The most detailed argument comes from Steven Calabresi, a distinguished professor at Northwestern University School of Law, a co-founder of the Federalist Society, a careful student of constitutional history and a long-time defender of originalism. Calabresi begins his analysis with the 17th-century political philosophers Thomas Hobbes and John Locke, who had a lot to say about equality, and whose ideas were borrowed for the U.S. Declaration of Independence. (“All men are by nature equally free and independent and have certain inherent rights,” Locke declared.)
In Calabresi’s view, the U.S. Constitution is committed to “the complete equality of all free-born inhabitants of the thirteen States, at least as far as to the privileges and immunities of state citizenship.” And after the Civil War, the Constitution was amended to produce “a great victory for equality in every way,” including by dismantling a racial caste system.
Calabresi argues that discrimination on the basis of sexual orientation is a form of unconstitutional sex discrimination. A woman who is forbidden to marry a woman is a victim of discrimination insofar as she would not be so forbidden if she were male.
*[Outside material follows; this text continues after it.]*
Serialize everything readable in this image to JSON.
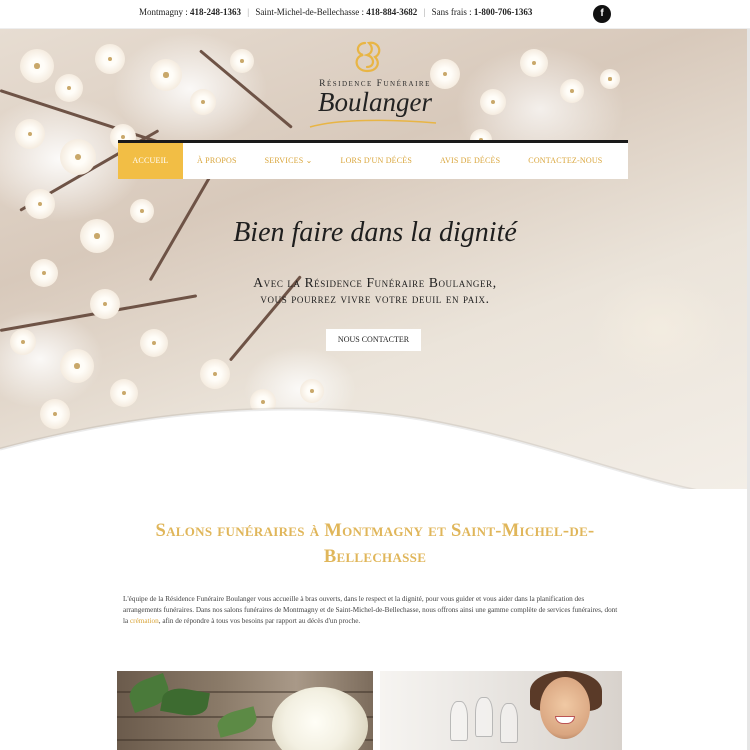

He also believes that discrimination on the basis of sexual orientation is “a creature of caste.” Hence bans on same-sex marriage are “ineluctably” unconstitutional.
Calabresi is a prominent advocate of conservative originalism, but his argument here seems more consistent with Randy Barnett’s liberal originalism or Jack Balkin’s living originalism, both of which I think are far more coherent modes of interpretation than the various conservative versions of originalism (there are at least three; this is not as simple a concept as many think it to be). But it’s very encouraging that such an important conservative legal scholar is taking a stand in favor of equality as the Supreme Court prepares to hear the case that will decide the matter (hopefully) once and for all.